To learn more about how THC affects the mind and body, ask our dispensary staff. Call us at (604) 875-0437 or email us at info@thecompassionclub.org for general info.

There are also some great additional resources at weedmaps.com and a fun explainer video on YouTube that can give you more details. See: https://www.youtube.com/watch?v=oeF6rFN9org


Additional References:

Catherine J. Lucas, MD, Peter Galettis, Jennifer Schneider. The pharmacokinetics and the pharmacodynamics of cannabinoids. British Journal of Clinical Pharmacology, July 12 (2018). Online publication: British Pharmacological Society Journals; https://bpspubs.onlinelibrary.wiley.com/doi/full/10.1111/bcp.13710

Christopher G. Fichtner, MD, Howard B. Moss, MD. Medical Marijuana and Mental Health: Cannabis Use in Psychiatric Practice. https://www.psychiatrictimes.com/view/medical-marijuana-and-mental-health-cannabis-use-psychiatric-practice

Sarris, J., Sinclair, J., Karamacoska, D. et al. Medicinal cannabis for psychiatric disorders: a clinically-focused systematic review. BMC Psychiatry 20, 24 (2020). https://doi.org/10.1186/s12888-019-2409-8

Sara Zaske.
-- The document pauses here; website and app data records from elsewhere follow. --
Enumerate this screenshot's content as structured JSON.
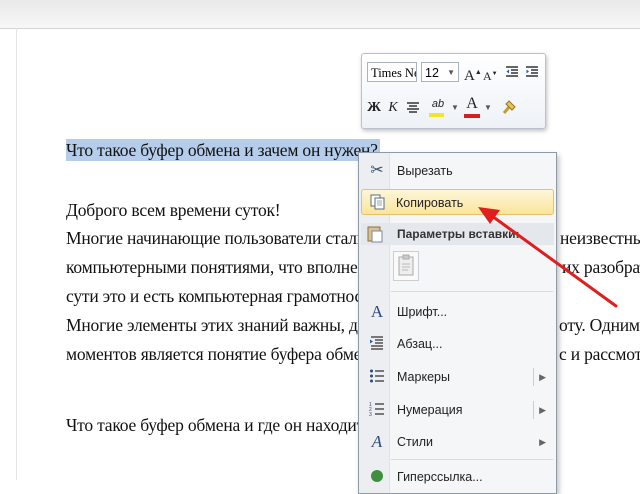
{
  "document": {
    "lines": [
      "Что такое буфер обмена и зачем он нужен?",
      "Доброго всем времени суток!",
      "Многие начинающие пользователи сталк",
      "компьютерными понятиями, что вполне н",
      "сути это и есть компьютерная грамотност",
      "Многие элементы этих знаний важны, да",
      "моментов является понятие буфера обмен",
      "Что такое буфер обмена и где он находит"
    ],
    "right_fragments": [
      "неизвестны",
      "их разобрать",
      "оту. Одним",
      "с и рассмотр"
    ]
  },
  "mini_toolbar": {
    "font_name": "Times Ne",
    "font_size": "12",
    "grow_label": "A",
    "shrink_label": "A",
    "bold": "Ж",
    "italic": "К",
    "highlight_label": "ab",
    "font_color_label": "A",
    "highlight_color": "#f5e52a",
    "font_color": "#d42020"
  },
  "context_menu": {
    "items": [
      {
        "label": "Вырезать",
        "icon": "scissors-icon"
      },
      {
        "label": "Копировать",
        "icon": "copy-icon"
      },
      {
        "label": "Параметры вставки:",
        "icon": "paste-icon"
      },
      {
        "label": "Шрифт...",
        "icon": "font-icon"
      },
      {
        "label": "Абзац...",
        "icon": "paragraph-icon"
      },
      {
        "label": "Маркеры",
        "icon": "bullets-icon"
      },
      {
        "label": "Нумерация",
        "icon": "numbering-icon"
      },
      {
        "label": "Стили",
        "icon": "styles-icon"
      },
      {
        "label": "Гиперссылка...",
        "icon": "hyperlink-icon"
      }
    ],
    "highlight_color": "#fbe59b"
  },
  "annotation": {
    "arrow_color": "#e01e1e"
  }
}
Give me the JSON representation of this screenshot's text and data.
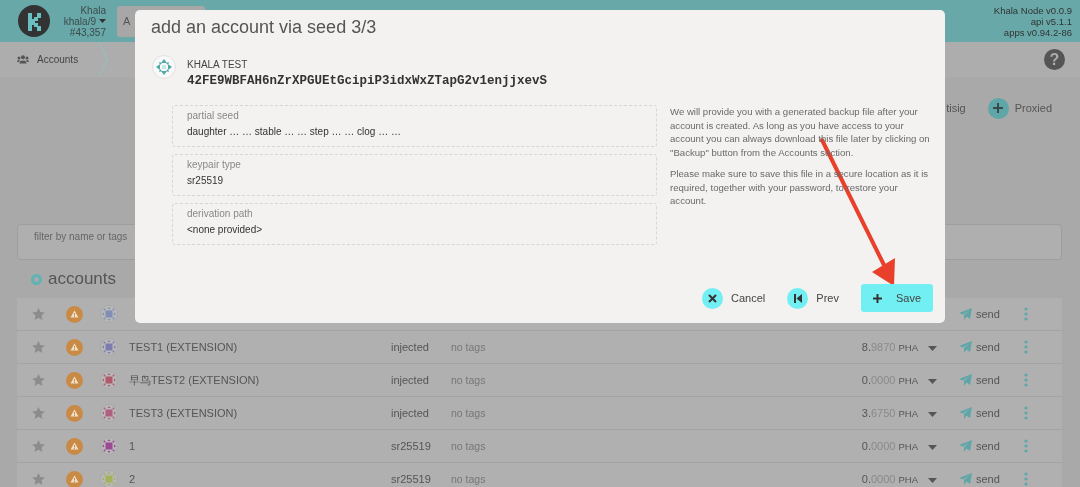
{
  "header": {
    "chain": {
      "name": "Khala",
      "account": "khala/9",
      "block": "#43,357"
    },
    "tab": {
      "label": "A"
    },
    "versions": [
      "Khala Node v0.0.9",
      "api v5.1.1",
      "apps v0.94.2-86"
    ]
  },
  "breadcrumb": {
    "label": "Accounts",
    "help": "?"
  },
  "actions": [
    {
      "label": "tisig",
      "kind": "text"
    },
    {
      "label": "Proxied",
      "kind": "add"
    }
  ],
  "filter": {
    "placeholder": "filter by name or tags"
  },
  "accounts_title": "accounts",
  "rows": [
    {
      "color": "#7f8fb4",
      "send": "send"
    },
    {
      "color": "#7c7cae",
      "name": "TEST1 (EXTENSION)",
      "type": "injected",
      "tags": "no tags",
      "balance": {
        "whole": "8.",
        "fraction": "9870",
        "unit": "PHA"
      },
      "send": "send"
    },
    {
      "color": "#b05a6c",
      "name": "早鸟TEST2 (EXTENSION)",
      "type": "injected",
      "tags": "no tags",
      "balance": {
        "whole": "0.",
        "fraction": "0000",
        "unit": "PHA"
      },
      "send": "send"
    },
    {
      "color": "#b0607e",
      "name": "TEST3 (EXTENSION)",
      "type": "injected",
      "tags": "no tags",
      "balance": {
        "whole": "3.",
        "fraction": "6750",
        "unit": "PHA"
      },
      "send": "send"
    },
    {
      "color": "#9c4a94",
      "name": "1",
      "type": "sr25519",
      "tags": "no tags",
      "balance": {
        "whole": "0.",
        "fraction": "0000",
        "unit": "PHA"
      },
      "send": "send"
    },
    {
      "color": "#a4b25c",
      "name": "2",
      "type": "sr25519",
      "tags": "no tags",
      "balance": {
        "whole": "0.",
        "fraction": "0000",
        "unit": "PHA"
      },
      "send": "send"
    }
  ],
  "modal": {
    "title": "add an account via seed 3/3",
    "account": {
      "name": "KHALA TEST",
      "address": "42FE9WBFAH6nZrXPGUEtGcipiP3idxWxZTapG2v1enjjxevS"
    },
    "fields": [
      {
        "label": "partial seed",
        "value": "daughter … … stable … … step … … clog … …"
      },
      {
        "label": "keypair type",
        "value": "sr25519"
      },
      {
        "label": "derivation path",
        "value": "<none provided>"
      }
    ],
    "help": [
      "We will provide you with a generated backup file after your account is created. As long as you have access to your account you can always download this file later by clicking on \"Backup\" button from the Accounts section.",
      "Please make sure to save this file in a secure location as it is required, together with your password, to restore your account."
    ],
    "buttons": [
      {
        "label": "Cancel",
        "kind": "secondary"
      },
      {
        "label": "Prev",
        "kind": "secondary"
      },
      {
        "label": "Save",
        "kind": "primary"
      }
    ]
  }
}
Can marijuana ease mental health conditions. Vol 49, No. 11, page 22 (2021). https://www.apa.org/monitor/2018/12/marijuana

Weedmaps. Reviewed by Dr. Adie Rae, Ph.D on 8/4/20. Why THC gets you high and CBD doesn’t. https://weedmaps.com/learn/cbd/thc-vs-cbd (2021)

Grant Currin. How does cannabis get you high? Live Science; September 10, 2020. https://www.livescience.com/how-cannabis-high-works.html (2021)

Amy Loriaux. Meet Anandamide – The “Bliss” Molecule, NOV 01, 2018. https://www.labroots.com/trending/cannabis-sciences/13150/meet-anandamide-bliss-molecule (2021)